*** Opening THE RECORDS ***

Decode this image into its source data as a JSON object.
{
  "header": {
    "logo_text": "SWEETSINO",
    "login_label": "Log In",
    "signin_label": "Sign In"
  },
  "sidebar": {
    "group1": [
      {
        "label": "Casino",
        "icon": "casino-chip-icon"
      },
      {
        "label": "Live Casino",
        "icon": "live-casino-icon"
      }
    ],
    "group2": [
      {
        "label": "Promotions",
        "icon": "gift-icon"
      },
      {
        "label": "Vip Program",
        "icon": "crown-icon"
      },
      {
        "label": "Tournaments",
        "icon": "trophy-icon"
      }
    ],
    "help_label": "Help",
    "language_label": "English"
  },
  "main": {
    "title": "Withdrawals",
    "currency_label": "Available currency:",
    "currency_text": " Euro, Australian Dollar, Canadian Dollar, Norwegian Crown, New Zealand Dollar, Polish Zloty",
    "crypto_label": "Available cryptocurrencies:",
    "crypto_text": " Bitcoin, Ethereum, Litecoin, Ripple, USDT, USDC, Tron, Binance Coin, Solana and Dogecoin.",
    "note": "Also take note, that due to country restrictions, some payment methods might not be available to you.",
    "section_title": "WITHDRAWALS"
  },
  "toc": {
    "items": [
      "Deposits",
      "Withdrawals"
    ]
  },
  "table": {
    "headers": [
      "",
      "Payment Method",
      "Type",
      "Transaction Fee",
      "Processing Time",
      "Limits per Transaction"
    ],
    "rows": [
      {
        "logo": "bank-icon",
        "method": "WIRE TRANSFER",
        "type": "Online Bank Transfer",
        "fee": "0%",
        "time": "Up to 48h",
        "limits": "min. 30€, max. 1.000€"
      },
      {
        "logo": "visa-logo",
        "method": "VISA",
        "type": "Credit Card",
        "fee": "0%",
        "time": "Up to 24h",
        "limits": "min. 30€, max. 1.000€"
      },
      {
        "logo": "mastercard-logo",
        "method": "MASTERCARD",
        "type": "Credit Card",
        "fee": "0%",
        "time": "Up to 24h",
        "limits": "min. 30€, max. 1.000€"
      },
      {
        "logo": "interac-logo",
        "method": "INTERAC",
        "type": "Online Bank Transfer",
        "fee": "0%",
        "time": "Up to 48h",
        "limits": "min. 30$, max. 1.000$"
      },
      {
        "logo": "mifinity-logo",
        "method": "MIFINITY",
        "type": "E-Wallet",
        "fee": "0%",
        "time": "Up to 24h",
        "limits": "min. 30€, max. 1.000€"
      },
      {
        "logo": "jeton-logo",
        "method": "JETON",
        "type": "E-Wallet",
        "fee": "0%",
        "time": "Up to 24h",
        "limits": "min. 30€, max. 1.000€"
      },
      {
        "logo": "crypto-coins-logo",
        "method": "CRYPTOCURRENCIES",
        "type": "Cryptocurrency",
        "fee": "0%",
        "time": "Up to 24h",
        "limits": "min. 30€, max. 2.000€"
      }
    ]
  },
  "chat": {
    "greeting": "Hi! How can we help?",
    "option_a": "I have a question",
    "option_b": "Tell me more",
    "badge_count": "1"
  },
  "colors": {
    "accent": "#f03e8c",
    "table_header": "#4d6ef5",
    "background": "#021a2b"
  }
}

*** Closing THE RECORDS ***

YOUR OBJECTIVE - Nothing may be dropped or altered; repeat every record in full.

ANSWER FOR THIS EXERCISE -
Decode this image into its source data as a JSON object.
{
  "header": {
    "logo_text": "SWEETSINO",
    "login_label": "Log In",
    "signin_label": "Sign In"
  },
  "sidebar": {
    "group1": [
      {
        "label": "Casino",
        "icon": "casino-chip-icon"
      },
      {
        "label": "Live Casino",
        "icon": "live-casino-icon"
      }
    ],
    "group2": [
      {
        "label": "Promotions",
        "icon": "gift-icon"
      },
      {
        "label": "Vip Program",
        "icon": "crown-icon"
      },
      {
        "label": "Tournaments",
        "icon": "trophy-icon"
      }
    ],
    "help_label": "Help",
    "language_label": "English"
  },
  "main": {
    "title": "Withdrawals",
    "currency_label": "Available currency:",
    "currency_text": " Euro, Australian Dollar, Canadian Dollar, Norwegian Crown, New Zealand Dollar, Polish Zloty",
    "crypto_label": "Available cryptocurrencies:",
    "crypto_text": " Bitcoin, Ethereum, Litecoin, Ripple, USDT, USDC, Tron, Binance Coin, Solana and Dogecoin.",
    "note": "Also take note, that due to country restrictions, some payment methods might not be available to you.",
    "section_title": "WITHDRAWALS"
  },
  "toc": {
    "items": [
      "Deposits",
      "Withdrawals"
    ]
  },
  "table": {
    "headers": [
      "",
      "Payment Method",
      "Type",
      "Transaction Fee",
      "Processing Time",
      "Limits per Transaction"
    ],
    "rows": [
      {
        "logo": "bank-icon",
        "method": "WIRE TRANSFER",
        "type": "Online Bank Transfer",
        "fee": "0%",
        "time": "Up to 48h",
        "limits": "min. 30€, max. 1.000€"
      },
      {
        "logo": "visa-logo",
        "method": "VISA",
        "type": "Credit Card",
        "fee": "0%",
        "time": "Up to 24h",
        "limits": "min. 30€, max. 1.000€"
      },
      {
        "logo": "mastercard-logo",
        "method": "MASTERCARD",
        "type": "Credit Card",
        "fee": "0%",
        "time": "Up to 24h",
        "limits": "min. 30€, max. 1.000€"
      },
      {
        "logo": "interac-logo",
        "method": "INTERAC",
        "type": "Online Bank Transfer",
        "fee": "0%",
        "time": "Up to 48h",
        "limits": "min. 30$, max. 1.000$"
      },
      {
        "logo": "mifinity-logo",
        "method": "MIFINITY",
        "type": "E-Wallet",
        "fee": "0%",
        "time": "Up to 24h",
        "limits": "min. 30€, max. 1.000€"
      },
      {
        "logo": "jeton-logo",
        "method": "JETON",
        "type": "E-Wallet",
        "fee": "0%",
        "time": "Up to 24h",
        "limits": "min. 30€, max. 1.000€"
      },
      {
        "logo": "crypto-coins-logo",
        "method": "CRYPTOCURRENCIES",
        "type": "Cryptocurrency",
        "fee": "0%",
        "time": "Up to 24h",
        "limits": "min. 30€, max. 2.000€"
      }
    ]
  },
  "chat": {
    "greeting": "Hi! How can we help?",
    "option_a": "I have a question",
    "option_b": "Tell me more",
    "badge_count": "1"
  },
  "colors": {
    "accent": "#f03e8c",
    "table_header": "#4d6ef5",
    "background": "#021a2b"
  }
}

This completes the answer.